Swami Sivananda’s last instructions are, “Remember, Forget.” Remember the Divine and forget or let go, of everything else. This simple instruction summarizes the basic approaches of Yoga.
Jnana and Bhakti
On the one hand, Jnana Yoga nurtures the concentrated state of mind which is ideally focused on an uplifting object such as a divine name (mantra) or presence; and on the other hand, Bhakti Yoga is the practice of self-surrender, or letting go of our attachments: ideas and expectations, memories, concepts, and limited knowledge.
Both Jnana Yoga and Bhakti Yoga require conscious effort. The Jnana Yogi focuses the mind and attaches to a worthwhile goal, such as Knowledge or the Self.

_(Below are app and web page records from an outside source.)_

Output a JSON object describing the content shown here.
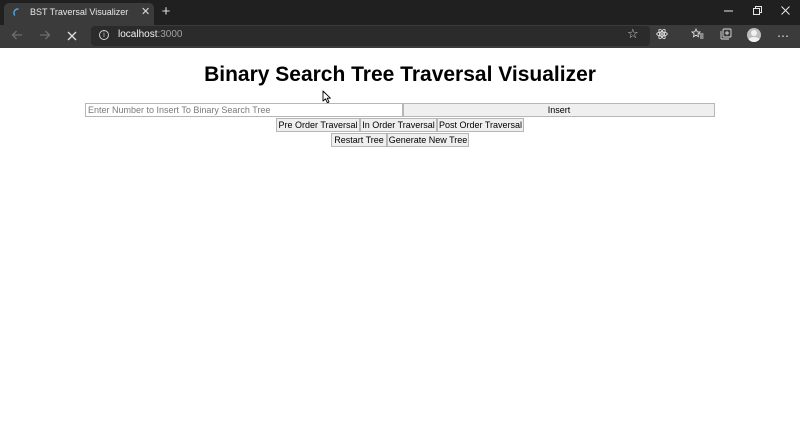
{
  "browser": {
    "tab_title": "BST Traversal Visualizer",
    "url_host": "localhost",
    "url_port": ":3000"
  },
  "page": {
    "title": "Binary Search Tree Traversal Visualizer",
    "input_placeholder": "Enter Number to Insert To Binary Search Tree",
    "input_value": "",
    "insert_label": "Insert",
    "pre_order_label": "Pre Order Traversal",
    "in_order_label": "In Order Traversal",
    "post_order_label": "Post Order Traversal",
    "restart_label": "Restart Tree",
    "generate_label": "Generate New Tree"
  },
  "icons": {
    "back": "back-arrow-icon",
    "forward": "forward-arrow-icon",
    "stop": "close-icon",
    "info": "info-icon",
    "favorite": "star-icon",
    "extension": "react-devtools-icon",
    "favorites_list": "favorites-icon",
    "collections": "collections-icon",
    "profile": "avatar",
    "menu": "more-icon"
  },
  "colors": {
    "tabstrip_bg": "#202020",
    "toolbar_bg": "#3b3b3b",
    "address_bg": "#2b2b2b",
    "button_bg": "#efefef",
    "page_bg": "#ffffff"
  }
}
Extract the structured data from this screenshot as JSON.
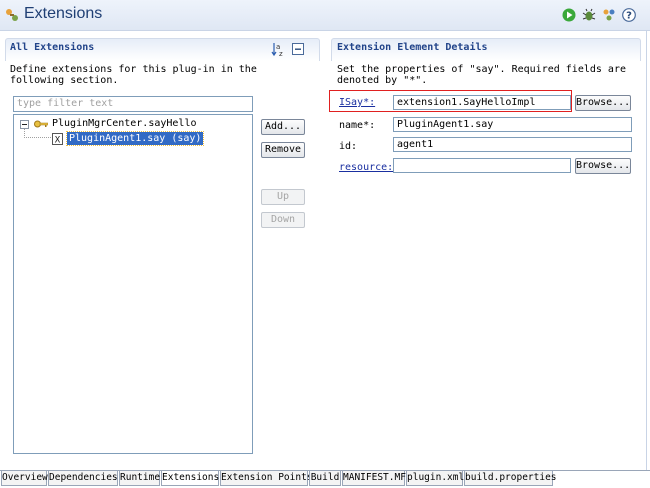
{
  "header": {
    "title": "Extensions"
  },
  "left": {
    "section_title": "All Extensions",
    "description": "Define extensions for this plug-in in the following section.",
    "filter_placeholder": "type filter text",
    "tree": {
      "root_label": "PluginMgrCenter.sayHello",
      "child_label": "PluginAgent1.say (say)"
    },
    "buttons": {
      "add": "Add...",
      "remove": "Remove",
      "up": "Up",
      "down": "Down"
    }
  },
  "right": {
    "section_title": "Extension Element Details",
    "description": "Set the properties of \"say\". Required fields are denoted by \"*\".",
    "fields": {
      "isay": {
        "label": "ISay*:",
        "value": "extension1.SayHelloImpl",
        "browse": "Browse..."
      },
      "name": {
        "label": "name*:",
        "value": "PluginAgent1.say"
      },
      "id": {
        "label": "id:",
        "value": "agent1"
      },
      "resource": {
        "label": "resource:",
        "value": "",
        "browse": "Browse..."
      }
    }
  },
  "tabs": [
    "Overview",
    "Dependencies",
    "Runtime",
    "Extensions",
    "Extension Points",
    "Build",
    "MANIFEST.MF",
    "plugin.xml",
    "build.properties"
  ],
  "active_tab": "Extensions",
  "colors": {
    "highlight_box": "#e02020",
    "selection": "#316ac5",
    "title_text": "#1f3f74",
    "section_text": "#22448a"
  }
}
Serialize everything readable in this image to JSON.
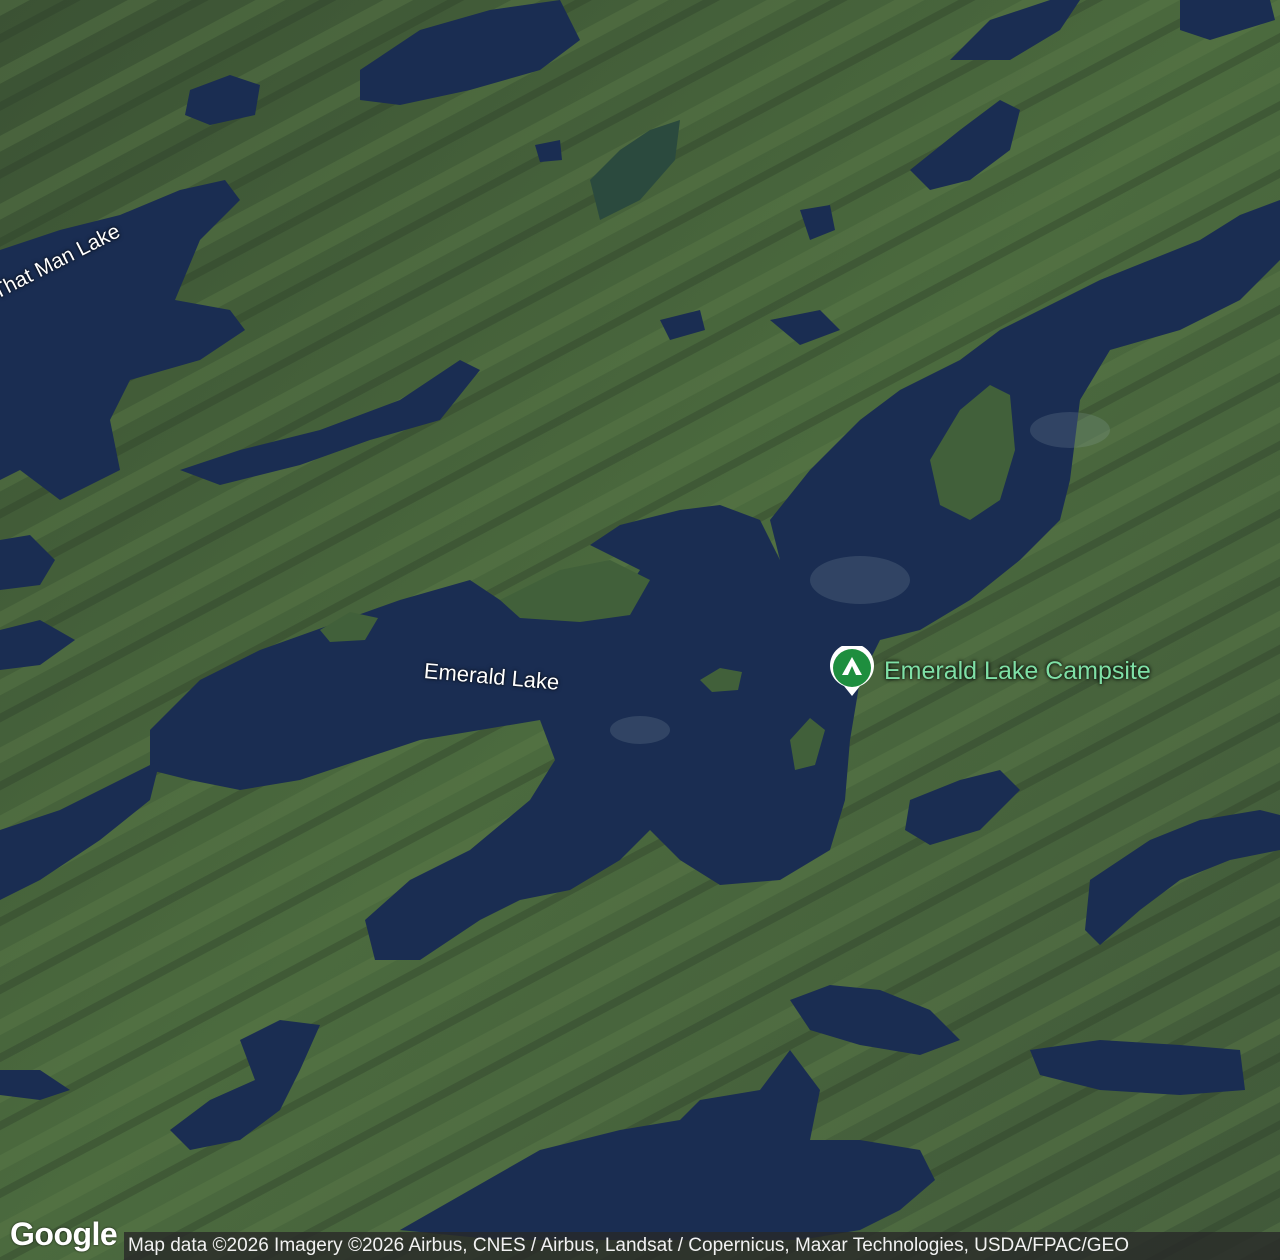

Whereas, the Bhakti Yogi releases oneself from effort, trusting in God, to relax on what already is.
Jnana practices strength
The Jnana Yogi practices to strengthen the mind, to bring stillness and calm to the mind, to be able to reflect the true picture of the Self within, which is Happiness Absolute.
Bhakti practices letting go
The Bhakti Yogi knows already that whatever we come up with in our mind is limited, and knows that we do not know the bigger picture or the will of God. Therefore, the best strategy is to let go of all preconceived ideas and to detach.
Attachments bring suffering
If you are attached to any object of this world, be it a person, an object or a circumstance, you will lose your freedom and become enmeshed in that object. Attaching oneself to the Supreme purifies all Egoistic intentions, and draws one closer to the Supreme Being, to the Pure Reality. Attachment to the Supreme will eventually give you your Self and your Freedom.
- To practice detachment refers to our human tendency to involve ourselves in every aspect of our life
- to treat even temporal objects as absolute truth or reality.
- Through our attachment to objects we lose the perspective that life is but a big school to learn
- (to remember!) that we are the Atman, that we are the Truth in all things and not some separate entity or appearance.
Detachment implies that one remains established in the Self and lets go of everything else.
How much we practice concentration and how much we practice self-surrender and detachment depends on one’s personality in the first place. An emotional person works it out by remembering God and by offering all of one’s emotions to the Divine, trusting that God knows best and all is happening by His will. A strong-minded person practicing Jnana Yoga, might just focus the mind on an uplifting object, meditating on the Divine, until nothing else remains.
Swami Sivananda said, “Serve the Self, Love the Self (or God), Meditate on the Self, and Realize the Self.”
Om Tat Sat